Been all the same if that there jangler had alarmed the whole blessed country.
Chaucer, in his description of the Miller, calls this merry narrator of fabliaux a jangler and a goliardeis.
And distinctly they heard the faint, far tinkle of the jangler calling again for "full speed ahead."
c.1300, jangeln, "to talk excessively, chatter, talk idly," from Old French jangler "to chatter, gossip, bawl, argue noisily" (12c.), perhaps from Frankish *jangelon "to jeer" or some other Germanic source (cf. Middle Dutch jangelen "to whine"). Meaning "make harsh noise" is first recorded late 15c. Related: Jangled; jangling.
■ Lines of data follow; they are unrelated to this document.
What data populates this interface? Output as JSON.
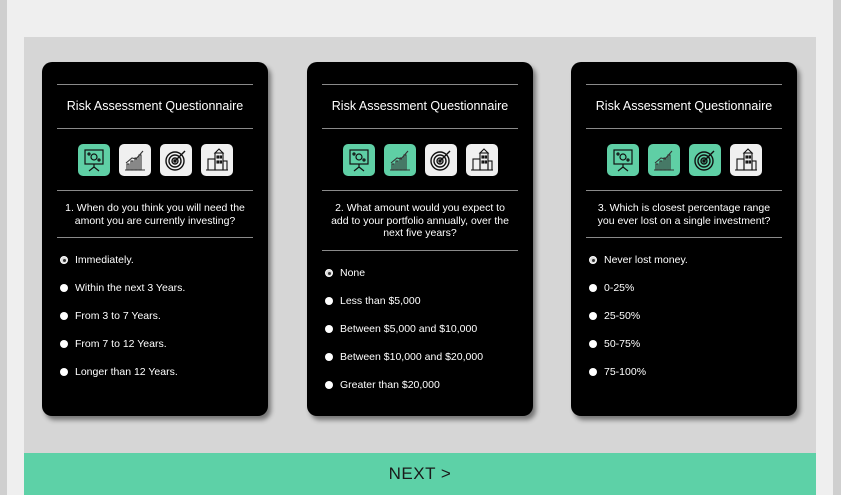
{
  "cards": [
    {
      "title": "Risk Assessment Questionnaire",
      "question": "1. When do you think you will need the amont you are currently investing?",
      "icons": [
        {
          "name": "presentation-board-icon",
          "active": true
        },
        {
          "name": "growth-chart-icon",
          "active": false
        },
        {
          "name": "target-icon",
          "active": false
        },
        {
          "name": "buildings-icon",
          "active": false
        }
      ],
      "selected_index": 0,
      "options": [
        "Immediately.",
        "Within the next 3 Years.",
        "From 3 to 7 Years.",
        "From 7 to 12 Years.",
        "Longer than 12 Years."
      ]
    },
    {
      "title": "Risk Assessment Questionnaire",
      "question": "2. What amount would you expect to add to your portfolio annually, over the next five years?",
      "icons": [
        {
          "name": "presentation-board-icon",
          "active": true
        },
        {
          "name": "growth-chart-icon",
          "active": true
        },
        {
          "name": "target-icon",
          "active": false
        },
        {
          "name": "buildings-icon",
          "active": false
        }
      ],
      "selected_index": 0,
      "options": [
        "None",
        "Less than $5,000",
        "Between $5,000 and $10,000",
        "Between $10,000 and $20,000",
        "Greater than $20,000"
      ]
    },
    {
      "title": "Risk Assessment Questionnaire",
      "question": "3. Which is closest percentage range you ever lost on a single investment?",
      "icons": [
        {
          "name": "presentation-board-icon",
          "active": true
        },
        {
          "name": "growth-chart-icon",
          "active": true
        },
        {
          "name": "target-icon",
          "active": true
        },
        {
          "name": "buildings-icon",
          "active": false
        }
      ],
      "selected_index": 0,
      "options": [
        "Never lost money.",
        "0-25%",
        "25-50%",
        "50-75%",
        "75-100%"
      ]
    }
  ],
  "next_label": "NEXT >",
  "colors": {
    "accent": "#5dd1a7",
    "card_bg": "#000000",
    "stage_bg": "#d6d6d6"
  }
}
late 13c., "gossip, slanderous conversation, dispute," from Old French jangle, from jangler (see jangle (v.)). Meaning "discordant sound" is from 1795.